- _Your instructions_:
Work through the data below line by line and say how many lines hold "text"; give only the number.

[Supplied records — start]

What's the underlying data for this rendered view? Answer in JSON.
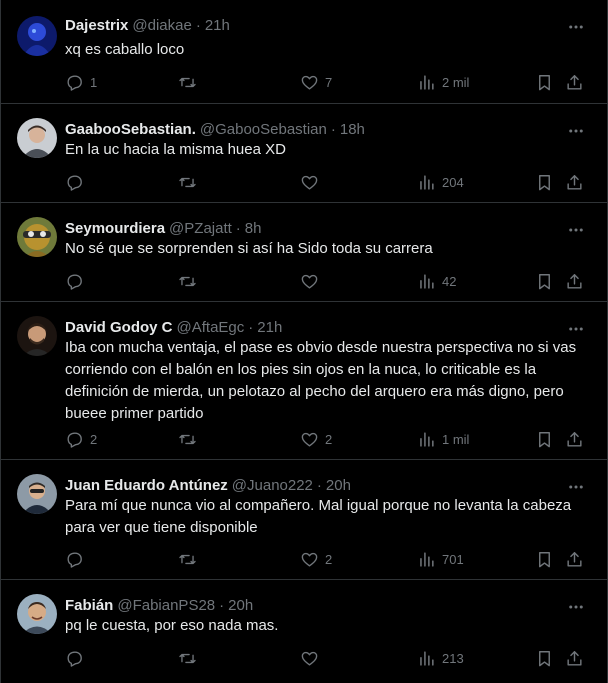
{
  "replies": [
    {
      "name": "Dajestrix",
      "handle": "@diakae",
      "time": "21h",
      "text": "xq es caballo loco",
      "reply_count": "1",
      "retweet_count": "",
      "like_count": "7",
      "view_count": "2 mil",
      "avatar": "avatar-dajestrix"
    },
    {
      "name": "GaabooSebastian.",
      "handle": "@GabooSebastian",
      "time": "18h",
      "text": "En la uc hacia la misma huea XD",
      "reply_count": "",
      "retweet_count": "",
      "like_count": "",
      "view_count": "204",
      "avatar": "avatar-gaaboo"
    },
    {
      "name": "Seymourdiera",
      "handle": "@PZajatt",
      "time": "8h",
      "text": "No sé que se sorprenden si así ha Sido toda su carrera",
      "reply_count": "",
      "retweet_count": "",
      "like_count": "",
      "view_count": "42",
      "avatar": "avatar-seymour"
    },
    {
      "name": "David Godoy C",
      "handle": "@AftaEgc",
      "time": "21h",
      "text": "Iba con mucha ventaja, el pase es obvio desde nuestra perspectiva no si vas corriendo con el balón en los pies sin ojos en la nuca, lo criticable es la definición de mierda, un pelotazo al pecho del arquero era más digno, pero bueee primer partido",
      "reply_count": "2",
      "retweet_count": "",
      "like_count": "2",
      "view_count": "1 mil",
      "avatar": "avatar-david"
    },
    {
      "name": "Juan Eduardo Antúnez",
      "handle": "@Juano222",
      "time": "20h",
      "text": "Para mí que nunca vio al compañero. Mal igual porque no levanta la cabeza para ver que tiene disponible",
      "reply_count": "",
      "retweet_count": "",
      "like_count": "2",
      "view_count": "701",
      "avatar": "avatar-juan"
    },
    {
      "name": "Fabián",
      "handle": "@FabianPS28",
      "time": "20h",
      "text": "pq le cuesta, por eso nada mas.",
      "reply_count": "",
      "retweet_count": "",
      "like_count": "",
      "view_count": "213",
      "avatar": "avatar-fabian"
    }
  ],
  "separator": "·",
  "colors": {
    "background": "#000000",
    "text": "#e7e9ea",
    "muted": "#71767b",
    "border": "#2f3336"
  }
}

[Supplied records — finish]

- _Reply_:
7